Directions for this task
Number of lines with "channel" in the data: give that figure by itself.

Dataset
□ □ □ □

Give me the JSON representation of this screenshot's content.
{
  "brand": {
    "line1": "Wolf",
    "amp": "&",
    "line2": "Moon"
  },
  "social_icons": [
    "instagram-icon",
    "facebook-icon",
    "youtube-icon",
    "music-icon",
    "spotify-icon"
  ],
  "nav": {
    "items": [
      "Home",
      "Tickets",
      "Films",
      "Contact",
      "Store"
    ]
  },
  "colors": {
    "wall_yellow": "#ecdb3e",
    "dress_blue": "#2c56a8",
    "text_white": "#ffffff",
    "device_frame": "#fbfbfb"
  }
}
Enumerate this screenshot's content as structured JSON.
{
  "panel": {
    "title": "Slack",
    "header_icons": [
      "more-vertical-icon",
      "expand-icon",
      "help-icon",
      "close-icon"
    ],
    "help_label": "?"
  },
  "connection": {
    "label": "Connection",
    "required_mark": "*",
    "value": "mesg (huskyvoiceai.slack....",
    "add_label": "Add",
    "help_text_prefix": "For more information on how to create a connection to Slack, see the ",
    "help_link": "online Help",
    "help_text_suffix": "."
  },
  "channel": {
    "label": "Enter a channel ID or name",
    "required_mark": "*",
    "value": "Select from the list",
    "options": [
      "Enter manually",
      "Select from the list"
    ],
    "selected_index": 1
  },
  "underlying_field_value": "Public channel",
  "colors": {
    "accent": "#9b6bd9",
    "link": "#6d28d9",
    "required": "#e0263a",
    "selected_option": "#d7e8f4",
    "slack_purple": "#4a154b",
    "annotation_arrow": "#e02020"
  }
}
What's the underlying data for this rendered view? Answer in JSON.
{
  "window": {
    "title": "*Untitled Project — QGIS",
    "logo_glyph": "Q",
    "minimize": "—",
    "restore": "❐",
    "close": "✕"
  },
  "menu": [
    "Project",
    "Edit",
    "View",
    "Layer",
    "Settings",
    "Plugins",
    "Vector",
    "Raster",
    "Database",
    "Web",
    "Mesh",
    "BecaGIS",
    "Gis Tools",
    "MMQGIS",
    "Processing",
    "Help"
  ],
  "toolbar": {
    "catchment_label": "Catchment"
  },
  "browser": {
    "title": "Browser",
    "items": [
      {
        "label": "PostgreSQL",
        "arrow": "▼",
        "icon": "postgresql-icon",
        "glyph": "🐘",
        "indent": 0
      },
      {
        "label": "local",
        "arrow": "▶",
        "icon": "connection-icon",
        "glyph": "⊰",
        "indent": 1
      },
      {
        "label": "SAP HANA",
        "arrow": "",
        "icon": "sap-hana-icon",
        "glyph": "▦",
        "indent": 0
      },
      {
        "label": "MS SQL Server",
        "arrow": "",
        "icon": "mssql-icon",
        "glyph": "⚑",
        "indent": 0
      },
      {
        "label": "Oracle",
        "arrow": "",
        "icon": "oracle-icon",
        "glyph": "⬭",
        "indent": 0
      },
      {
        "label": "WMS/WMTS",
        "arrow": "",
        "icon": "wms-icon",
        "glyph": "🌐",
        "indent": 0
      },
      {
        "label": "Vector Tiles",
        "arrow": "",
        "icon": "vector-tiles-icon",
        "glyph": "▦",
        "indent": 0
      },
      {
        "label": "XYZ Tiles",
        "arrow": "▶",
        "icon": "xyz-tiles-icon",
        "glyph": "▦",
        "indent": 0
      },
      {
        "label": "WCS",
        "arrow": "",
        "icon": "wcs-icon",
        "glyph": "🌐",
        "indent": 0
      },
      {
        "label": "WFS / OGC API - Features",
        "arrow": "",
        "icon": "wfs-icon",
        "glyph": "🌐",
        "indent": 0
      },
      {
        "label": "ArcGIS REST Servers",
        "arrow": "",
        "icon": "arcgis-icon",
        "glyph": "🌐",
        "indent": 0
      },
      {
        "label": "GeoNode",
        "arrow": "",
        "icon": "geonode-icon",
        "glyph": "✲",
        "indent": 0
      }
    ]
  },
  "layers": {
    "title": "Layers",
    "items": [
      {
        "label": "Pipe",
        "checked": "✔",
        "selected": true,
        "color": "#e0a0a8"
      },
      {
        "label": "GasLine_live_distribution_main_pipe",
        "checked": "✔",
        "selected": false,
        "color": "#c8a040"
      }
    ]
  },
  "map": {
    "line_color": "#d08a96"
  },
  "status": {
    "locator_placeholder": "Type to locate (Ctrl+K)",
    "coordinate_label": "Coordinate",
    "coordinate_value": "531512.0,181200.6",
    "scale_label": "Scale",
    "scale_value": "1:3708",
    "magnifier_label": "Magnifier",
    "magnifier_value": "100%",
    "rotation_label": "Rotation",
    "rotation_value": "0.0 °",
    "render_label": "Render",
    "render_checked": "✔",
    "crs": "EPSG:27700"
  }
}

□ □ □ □

Exercise response
3